- About this exercise:
Sort through the material below and copy each line with "duration".

- Records supplied:
•••

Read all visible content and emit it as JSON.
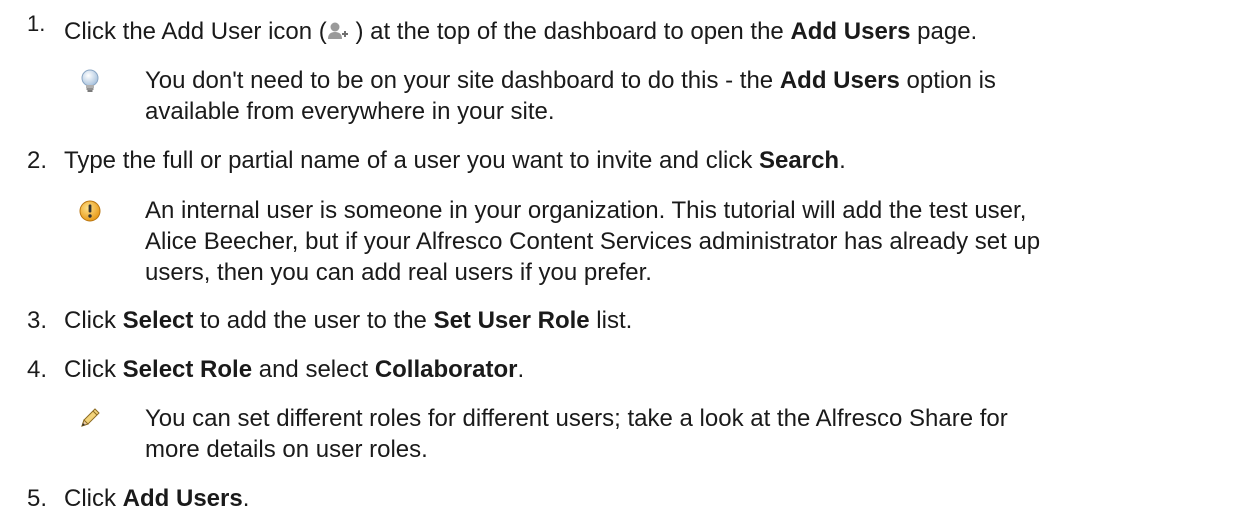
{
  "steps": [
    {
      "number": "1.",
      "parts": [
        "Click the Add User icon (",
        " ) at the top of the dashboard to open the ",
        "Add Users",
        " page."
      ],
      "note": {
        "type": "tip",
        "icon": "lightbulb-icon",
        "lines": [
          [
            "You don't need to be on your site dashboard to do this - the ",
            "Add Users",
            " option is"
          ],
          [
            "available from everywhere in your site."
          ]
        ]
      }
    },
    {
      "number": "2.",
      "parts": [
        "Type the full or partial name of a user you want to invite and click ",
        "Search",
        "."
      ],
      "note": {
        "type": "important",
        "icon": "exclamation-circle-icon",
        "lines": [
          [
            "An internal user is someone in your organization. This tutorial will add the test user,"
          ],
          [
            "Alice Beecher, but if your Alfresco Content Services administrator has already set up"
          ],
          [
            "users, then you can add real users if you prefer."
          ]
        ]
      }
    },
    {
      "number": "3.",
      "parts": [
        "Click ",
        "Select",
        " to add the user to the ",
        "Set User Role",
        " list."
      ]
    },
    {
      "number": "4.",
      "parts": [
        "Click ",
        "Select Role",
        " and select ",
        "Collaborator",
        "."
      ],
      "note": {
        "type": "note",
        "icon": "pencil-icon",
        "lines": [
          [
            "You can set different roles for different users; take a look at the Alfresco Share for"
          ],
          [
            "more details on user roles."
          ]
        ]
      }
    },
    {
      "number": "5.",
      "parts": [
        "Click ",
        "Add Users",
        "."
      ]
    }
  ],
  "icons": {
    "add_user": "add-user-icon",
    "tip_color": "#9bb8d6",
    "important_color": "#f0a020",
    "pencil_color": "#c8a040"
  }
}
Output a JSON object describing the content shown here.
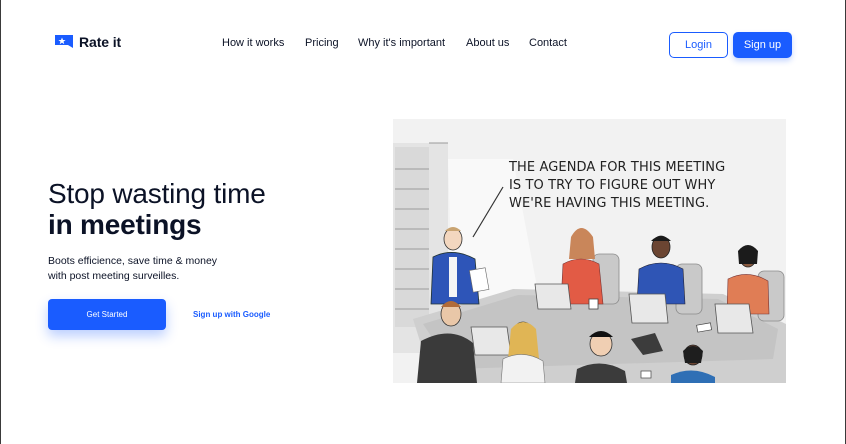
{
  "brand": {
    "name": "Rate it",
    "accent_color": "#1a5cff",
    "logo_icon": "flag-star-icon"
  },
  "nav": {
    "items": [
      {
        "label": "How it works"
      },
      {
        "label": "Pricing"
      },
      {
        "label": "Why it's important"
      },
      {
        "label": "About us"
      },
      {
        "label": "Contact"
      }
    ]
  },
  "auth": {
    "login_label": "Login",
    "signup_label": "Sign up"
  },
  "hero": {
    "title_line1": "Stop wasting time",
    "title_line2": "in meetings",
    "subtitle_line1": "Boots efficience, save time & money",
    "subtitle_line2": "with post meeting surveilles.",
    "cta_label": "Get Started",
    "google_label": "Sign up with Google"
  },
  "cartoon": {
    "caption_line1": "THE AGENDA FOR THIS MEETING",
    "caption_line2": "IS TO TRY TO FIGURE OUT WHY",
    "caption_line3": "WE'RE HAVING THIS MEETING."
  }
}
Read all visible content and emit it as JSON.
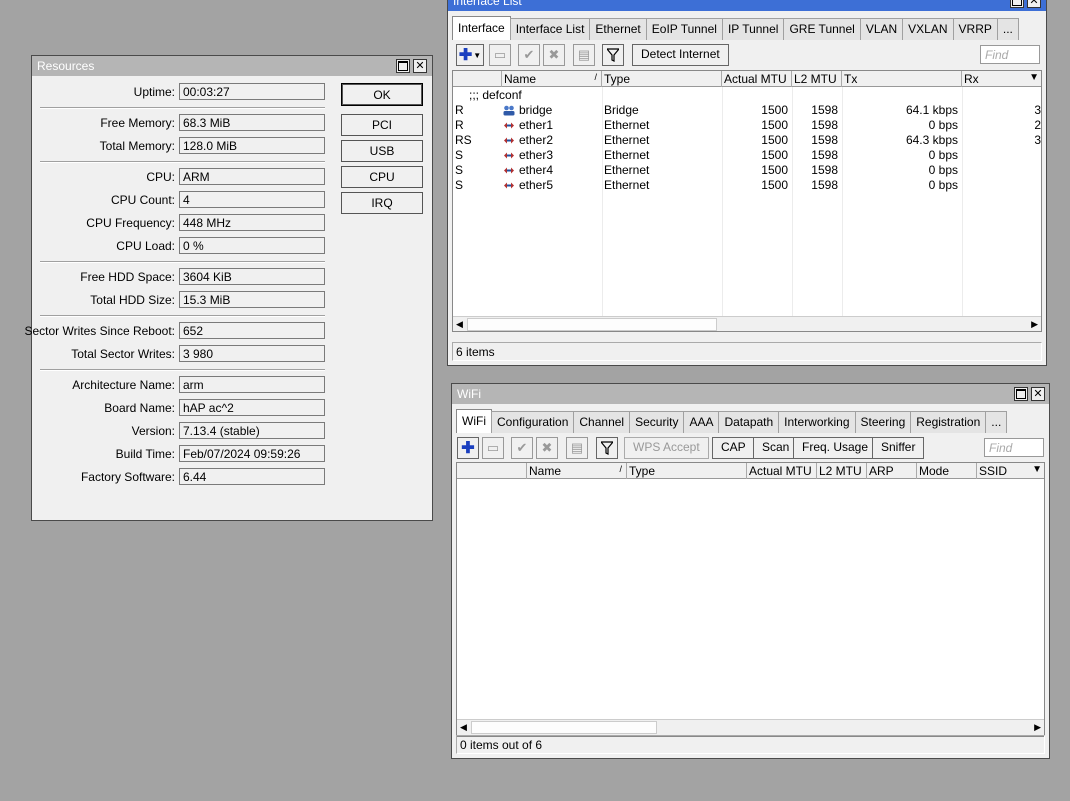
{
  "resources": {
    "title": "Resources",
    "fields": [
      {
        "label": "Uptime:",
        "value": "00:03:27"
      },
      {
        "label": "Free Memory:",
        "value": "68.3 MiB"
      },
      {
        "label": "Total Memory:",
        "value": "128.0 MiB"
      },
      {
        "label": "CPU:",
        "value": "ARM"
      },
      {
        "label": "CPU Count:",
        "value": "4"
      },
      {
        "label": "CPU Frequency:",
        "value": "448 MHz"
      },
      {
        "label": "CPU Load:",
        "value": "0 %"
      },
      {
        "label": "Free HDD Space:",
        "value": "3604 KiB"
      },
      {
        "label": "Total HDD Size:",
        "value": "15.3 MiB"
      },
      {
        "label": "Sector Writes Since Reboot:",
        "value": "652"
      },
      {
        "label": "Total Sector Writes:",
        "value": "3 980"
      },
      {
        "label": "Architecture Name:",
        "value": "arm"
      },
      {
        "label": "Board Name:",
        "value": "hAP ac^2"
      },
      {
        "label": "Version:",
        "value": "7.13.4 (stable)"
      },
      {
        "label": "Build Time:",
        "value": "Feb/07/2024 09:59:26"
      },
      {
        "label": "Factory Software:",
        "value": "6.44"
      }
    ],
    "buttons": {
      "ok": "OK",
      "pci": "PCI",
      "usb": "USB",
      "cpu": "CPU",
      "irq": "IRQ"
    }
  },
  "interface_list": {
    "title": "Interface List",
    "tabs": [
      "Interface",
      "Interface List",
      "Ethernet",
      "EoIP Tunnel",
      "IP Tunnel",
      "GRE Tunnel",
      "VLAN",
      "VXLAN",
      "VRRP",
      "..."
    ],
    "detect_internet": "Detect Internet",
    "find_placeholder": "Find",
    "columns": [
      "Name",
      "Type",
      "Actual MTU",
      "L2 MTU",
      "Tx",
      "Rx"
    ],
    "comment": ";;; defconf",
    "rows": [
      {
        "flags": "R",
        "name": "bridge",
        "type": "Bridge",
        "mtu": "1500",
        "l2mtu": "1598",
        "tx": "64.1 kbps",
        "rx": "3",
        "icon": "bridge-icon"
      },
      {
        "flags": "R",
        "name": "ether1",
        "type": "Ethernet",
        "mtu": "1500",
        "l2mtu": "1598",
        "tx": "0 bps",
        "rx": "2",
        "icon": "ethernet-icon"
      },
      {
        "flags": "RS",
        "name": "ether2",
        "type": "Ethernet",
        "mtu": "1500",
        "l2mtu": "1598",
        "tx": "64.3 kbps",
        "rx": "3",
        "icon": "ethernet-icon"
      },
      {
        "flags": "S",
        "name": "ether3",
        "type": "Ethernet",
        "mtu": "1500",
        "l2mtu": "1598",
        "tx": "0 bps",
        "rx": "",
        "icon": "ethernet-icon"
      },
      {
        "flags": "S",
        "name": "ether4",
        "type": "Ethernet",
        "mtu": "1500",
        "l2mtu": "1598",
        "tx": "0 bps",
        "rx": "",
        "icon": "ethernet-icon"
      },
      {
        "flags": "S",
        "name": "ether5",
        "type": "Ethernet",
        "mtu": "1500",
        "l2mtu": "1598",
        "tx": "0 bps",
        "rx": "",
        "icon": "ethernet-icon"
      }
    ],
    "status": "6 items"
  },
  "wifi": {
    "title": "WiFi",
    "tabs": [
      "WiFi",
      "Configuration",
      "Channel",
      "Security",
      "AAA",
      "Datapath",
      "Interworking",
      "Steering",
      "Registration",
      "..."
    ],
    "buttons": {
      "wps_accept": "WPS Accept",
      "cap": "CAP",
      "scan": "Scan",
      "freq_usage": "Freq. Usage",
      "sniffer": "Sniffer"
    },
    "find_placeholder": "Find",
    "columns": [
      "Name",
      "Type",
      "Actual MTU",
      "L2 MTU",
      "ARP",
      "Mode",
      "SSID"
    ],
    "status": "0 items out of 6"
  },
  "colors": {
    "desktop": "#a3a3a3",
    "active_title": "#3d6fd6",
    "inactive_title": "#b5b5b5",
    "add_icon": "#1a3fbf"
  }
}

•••

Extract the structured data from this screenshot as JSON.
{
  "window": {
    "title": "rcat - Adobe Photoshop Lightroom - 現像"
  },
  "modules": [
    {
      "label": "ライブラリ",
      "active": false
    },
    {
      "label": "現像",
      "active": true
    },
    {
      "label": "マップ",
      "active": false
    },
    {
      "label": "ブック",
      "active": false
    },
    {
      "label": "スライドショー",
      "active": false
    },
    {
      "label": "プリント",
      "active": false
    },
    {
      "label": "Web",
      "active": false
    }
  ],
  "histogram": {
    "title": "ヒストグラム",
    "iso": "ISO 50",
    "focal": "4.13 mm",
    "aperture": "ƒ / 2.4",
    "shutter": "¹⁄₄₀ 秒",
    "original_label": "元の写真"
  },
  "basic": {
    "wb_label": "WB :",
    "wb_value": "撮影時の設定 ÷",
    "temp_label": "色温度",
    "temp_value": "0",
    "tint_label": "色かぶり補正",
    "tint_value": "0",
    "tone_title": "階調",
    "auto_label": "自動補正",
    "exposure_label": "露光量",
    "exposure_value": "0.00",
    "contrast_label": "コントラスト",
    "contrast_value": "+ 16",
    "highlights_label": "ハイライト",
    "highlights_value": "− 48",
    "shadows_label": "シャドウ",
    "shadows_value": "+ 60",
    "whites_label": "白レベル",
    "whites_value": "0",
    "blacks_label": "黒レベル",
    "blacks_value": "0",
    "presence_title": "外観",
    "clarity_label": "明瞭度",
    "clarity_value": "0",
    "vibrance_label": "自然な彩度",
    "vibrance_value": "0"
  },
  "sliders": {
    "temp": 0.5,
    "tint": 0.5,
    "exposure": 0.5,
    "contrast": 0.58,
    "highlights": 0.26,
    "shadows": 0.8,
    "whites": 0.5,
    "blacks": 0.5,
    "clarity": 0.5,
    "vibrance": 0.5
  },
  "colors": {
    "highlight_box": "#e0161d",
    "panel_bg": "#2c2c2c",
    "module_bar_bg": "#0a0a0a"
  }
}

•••

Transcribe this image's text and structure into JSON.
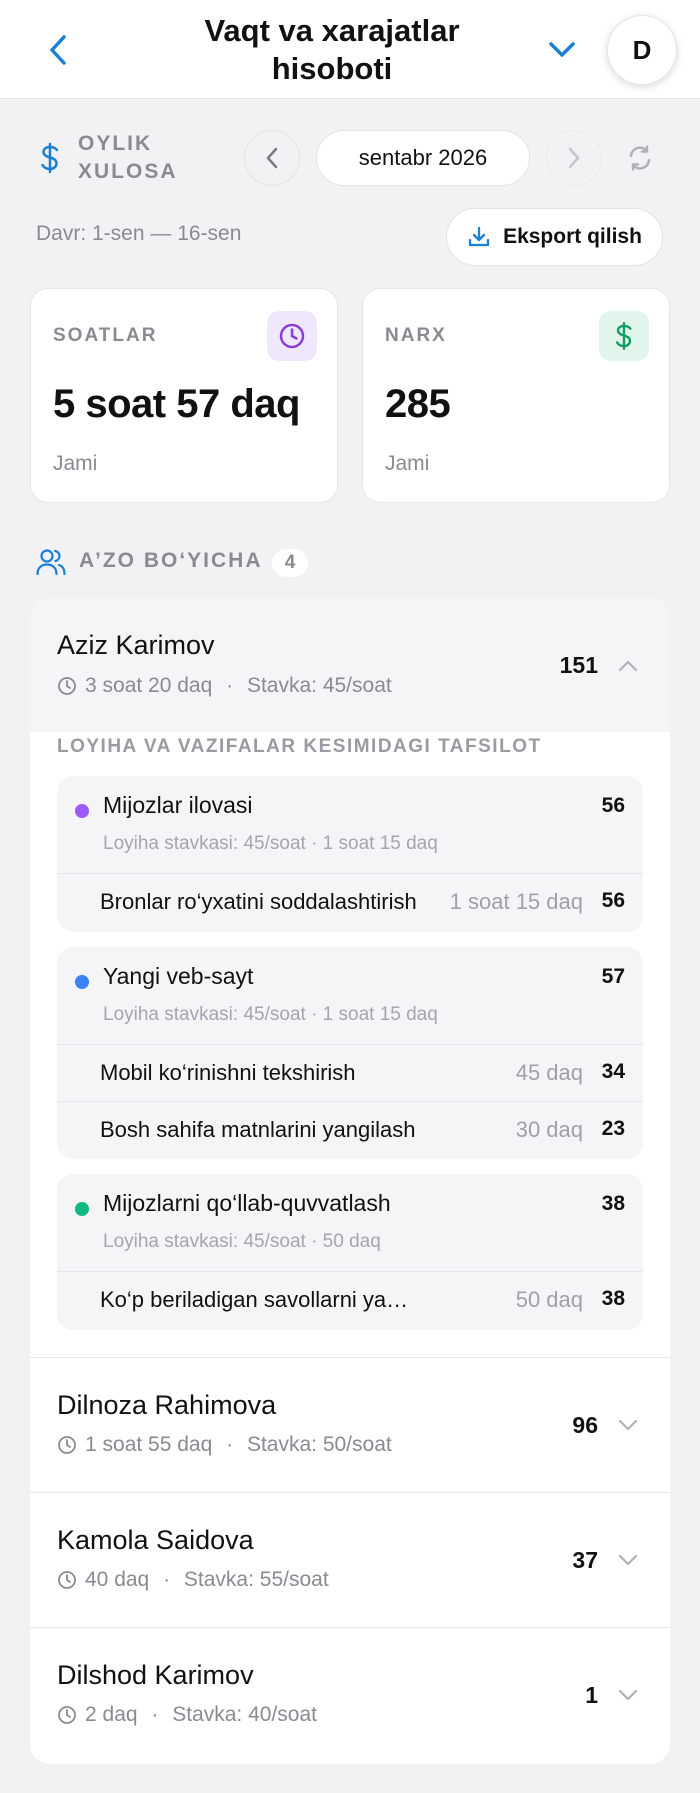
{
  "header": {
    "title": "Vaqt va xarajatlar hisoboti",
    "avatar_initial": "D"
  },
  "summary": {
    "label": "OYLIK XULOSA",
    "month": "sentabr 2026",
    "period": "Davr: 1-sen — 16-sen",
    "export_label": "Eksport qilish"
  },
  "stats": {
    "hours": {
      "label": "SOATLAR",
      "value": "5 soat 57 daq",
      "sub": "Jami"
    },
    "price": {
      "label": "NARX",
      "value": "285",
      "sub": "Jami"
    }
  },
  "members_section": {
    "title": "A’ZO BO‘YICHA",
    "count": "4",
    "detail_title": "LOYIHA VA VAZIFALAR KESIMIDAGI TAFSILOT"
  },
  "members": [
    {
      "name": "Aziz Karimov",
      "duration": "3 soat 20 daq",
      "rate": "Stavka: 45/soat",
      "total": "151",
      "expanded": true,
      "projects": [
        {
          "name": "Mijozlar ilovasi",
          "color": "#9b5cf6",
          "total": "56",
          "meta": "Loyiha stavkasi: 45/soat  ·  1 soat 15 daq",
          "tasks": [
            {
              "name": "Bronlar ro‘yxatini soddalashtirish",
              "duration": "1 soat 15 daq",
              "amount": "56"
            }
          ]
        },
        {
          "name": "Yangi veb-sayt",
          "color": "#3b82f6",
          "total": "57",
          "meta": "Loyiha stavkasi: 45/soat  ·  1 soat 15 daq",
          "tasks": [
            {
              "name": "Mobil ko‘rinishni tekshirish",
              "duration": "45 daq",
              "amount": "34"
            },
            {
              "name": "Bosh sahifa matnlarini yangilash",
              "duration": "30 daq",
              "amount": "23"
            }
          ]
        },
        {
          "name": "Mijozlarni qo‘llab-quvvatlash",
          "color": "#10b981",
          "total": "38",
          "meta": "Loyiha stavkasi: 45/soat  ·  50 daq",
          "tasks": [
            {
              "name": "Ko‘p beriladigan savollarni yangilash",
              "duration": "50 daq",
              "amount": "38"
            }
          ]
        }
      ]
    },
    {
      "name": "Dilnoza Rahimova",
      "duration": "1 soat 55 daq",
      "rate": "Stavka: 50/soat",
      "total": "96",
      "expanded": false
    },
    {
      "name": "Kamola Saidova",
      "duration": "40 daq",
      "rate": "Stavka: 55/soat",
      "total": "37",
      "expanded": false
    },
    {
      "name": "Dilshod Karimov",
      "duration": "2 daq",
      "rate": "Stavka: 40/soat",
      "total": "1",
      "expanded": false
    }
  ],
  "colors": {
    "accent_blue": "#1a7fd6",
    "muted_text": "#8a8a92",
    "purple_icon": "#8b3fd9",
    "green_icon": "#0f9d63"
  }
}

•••

- Response for this exercise:
      "duration": "3 soat 20 daq",
              "duration": "1 soat 15 daq",
              "duration": "45 daq",
              "duration": "30 daq",
              "duration": "50 daq",
      "duration": "1 soat 55 daq",
      "duration": "40 daq",
      "duration": "2 daq",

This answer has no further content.